[Records supplied]

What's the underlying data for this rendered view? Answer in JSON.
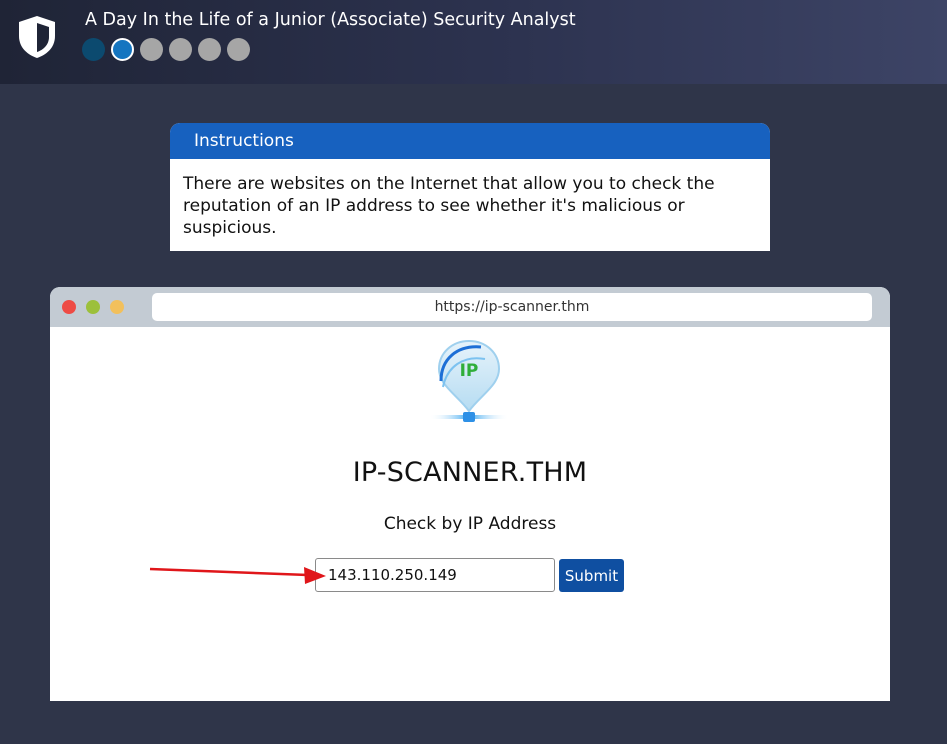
{
  "header": {
    "title": "A Day In the Life of a Junior (Associate) Security Analyst",
    "steps": [
      {
        "state": "done"
      },
      {
        "state": "current"
      },
      {
        "state": "pending"
      },
      {
        "state": "pending"
      },
      {
        "state": "pending"
      },
      {
        "state": "pending"
      }
    ],
    "logo_icon": "shield-icon"
  },
  "instructions": {
    "heading": "Instructions",
    "body": "There are websites on the Internet that allow you to check the reputation of an IP address to see whether it's malicious or suspicious."
  },
  "browser": {
    "url": "https://ip-scanner.thm",
    "site": {
      "logo_text": "IP",
      "title": "IP-SCANNER.THM",
      "subtitle": "Check by IP Address",
      "ip_value": "143.110.250.149",
      "submit_label": "Submit"
    }
  },
  "colors": {
    "accent_blue": "#1761bf",
    "submit_blue": "#0f4fa1",
    "arrow_red": "#e0161a",
    "background": "#2f3549"
  }
}
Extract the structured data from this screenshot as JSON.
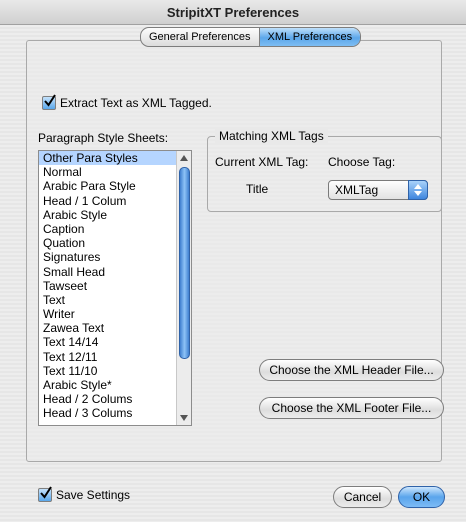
{
  "window": {
    "title": "StripitXT Preferences"
  },
  "tabs": [
    {
      "label": "General Preferences"
    },
    {
      "label": "XML Preferences"
    }
  ],
  "extract": {
    "label": "Extract Text as XML Tagged.",
    "checked": true
  },
  "paragraph": {
    "heading": "Paragraph Style Sheets:",
    "items": [
      "Other Para Styles",
      "Normal",
      "Arabic Para Style",
      "Head / 1 Colum",
      "Arabic Style",
      "Caption",
      "Quation",
      "Signatures",
      "Small Head",
      "Tawseet",
      "Text",
      "Writer",
      "Zawea Text",
      "Text 14/14",
      "Text 12/11",
      "Text 11/10",
      "Arabic Style*",
      "Head / 2 Colums",
      "Head / 3 Colums"
    ]
  },
  "matching": {
    "title": "Matching XML Tags",
    "current_label": "Current XML Tag:",
    "choose_label": "Choose Tag:",
    "current_value": "Title",
    "selected_tag": "XMLTag"
  },
  "buttons": {
    "header": "Choose the XML Header File...",
    "footer": "Choose the XML Footer File...",
    "cancel": "Cancel",
    "ok": "OK"
  },
  "save": {
    "label": "Save Settings",
    "checked": true
  }
}
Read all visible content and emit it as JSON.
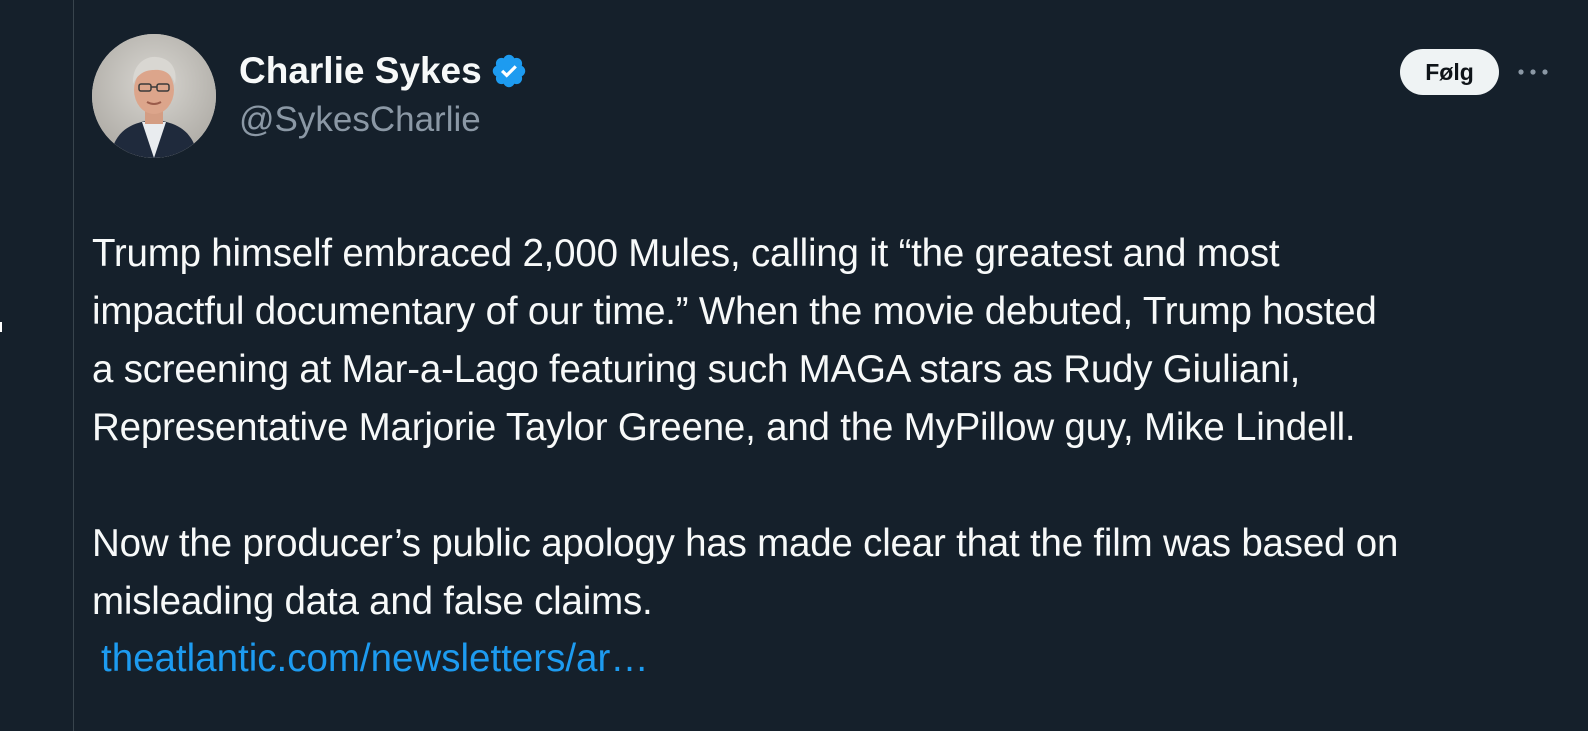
{
  "author": {
    "display_name": "Charlie Sykes",
    "handle": "@SykesCharlie",
    "verified": true,
    "verified_color": "#1d9bf0"
  },
  "actions": {
    "follow_label": "Følg",
    "more_icon": "more-horizontal-icon"
  },
  "tweet": {
    "paragraph_1": "Trump himself embraced 2,000 Mules, calling it “the greatest and most\nimpactful documentary of our time.” When the movie debuted, Trump hosted\na screening at Mar-a-Lago featuring such MAGA stars as Rudy Giuliani,\nRepresentative Marjorie Taylor Greene, and the MyPillow guy, Mike Lindell.",
    "paragraph_2": "Now the producer’s public apology has made clear that the film was based on\nmisleading data and false claims.",
    "link_text": "theatlantic.com/newsletters/ar…"
  },
  "colors": {
    "background": "#15202b",
    "text": "#f7f9f9",
    "secondary_text": "#8b98a5",
    "link": "#1d9bf0"
  }
}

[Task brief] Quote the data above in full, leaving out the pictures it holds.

[Response for this exercise]
What's the underlying data for this rendered view? Answer in JSON.
{
  "header": {
    "title": "A Day In the Life of a Junior (Associate) Security Analyst",
    "steps": [
      {
        "state": "done"
      },
      {
        "state": "current"
      },
      {
        "state": "pending"
      },
      {
        "state": "pending"
      },
      {
        "state": "pending"
      },
      {
        "state": "pending"
      }
    ],
    "logo_icon": "shield-icon"
  },
  "instructions": {
    "heading": "Instructions",
    "body": "There are websites on the Internet that allow you to check the reputation of an IP address to see whether it's malicious or suspicious."
  },
  "browser": {
    "url": "https://ip-scanner.thm",
    "site": {
      "logo_text": "IP",
      "title": "IP-SCANNER.THM",
      "subtitle": "Check by IP Address",
      "ip_value": "143.110.250.149",
      "submit_label": "Submit"
    }
  },
  "colors": {
    "accent_blue": "#1761bf",
    "submit_blue": "#0f4fa1",
    "arrow_red": "#e0161a",
    "background": "#2f3549"
  }
}
Extract the structured data from this screenshot as JSON.
{
  "window": {
    "title": "StripitXT Preferences"
  },
  "tabs": [
    {
      "label": "General Preferences"
    },
    {
      "label": "XML Preferences"
    }
  ],
  "extract": {
    "label": "Extract Text as XML Tagged.",
    "checked": true
  },
  "paragraph": {
    "heading": "Paragraph Style Sheets:",
    "items": [
      "Other Para Styles",
      "Normal",
      "Arabic Para Style",
      "Head / 1 Colum",
      "Arabic Style",
      "Caption",
      "Quation",
      "Signatures",
      "Small Head",
      "Tawseet",
      "Text",
      "Writer",
      "Zawea Text",
      "Text 14/14",
      "Text 12/11",
      "Text 11/10",
      "Arabic Style*",
      "Head / 2 Colums",
      "Head / 3 Colums"
    ]
  },
  "matching": {
    "title": "Matching XML Tags",
    "current_label": "Current XML Tag:",
    "choose_label": "Choose Tag:",
    "current_value": "Title",
    "selected_tag": "XMLTag"
  },
  "buttons": {
    "header": "Choose the XML Header File...",
    "footer": "Choose the XML Footer File...",
    "cancel": "Cancel",
    "ok": "OK"
  },
  "save": {
    "label": "Save Settings",
    "checked": true
  }
}
Read all visible content and emit it as JSON.
{
  "author": {
    "display_name": "Charlie Sykes",
    "handle": "@SykesCharlie",
    "verified": true,
    "verified_color": "#1d9bf0"
  },
  "actions": {
    "follow_label": "Følg",
    "more_icon": "more-horizontal-icon"
  },
  "tweet": {
    "paragraph_1": "Trump himself embraced 2,000 Mules, calling it “the greatest and most\nimpactful documentary of our time.” When the movie debuted, Trump hosted\na screening at Mar-a-Lago featuring such MAGA stars as Rudy Giuliani,\nRepresentative Marjorie Taylor Greene, and the MyPillow guy, Mike Lindell.",
    "paragraph_2": "Now the producer’s public apology has made clear that the film was based on\nmisleading data and false claims.",
    "link_text": "theatlantic.com/newsletters/ar…"
  },
  "colors": {
    "background": "#15202b",
    "text": "#f7f9f9",
    "secondary_text": "#8b98a5",
    "link": "#1d9bf0"
  }
}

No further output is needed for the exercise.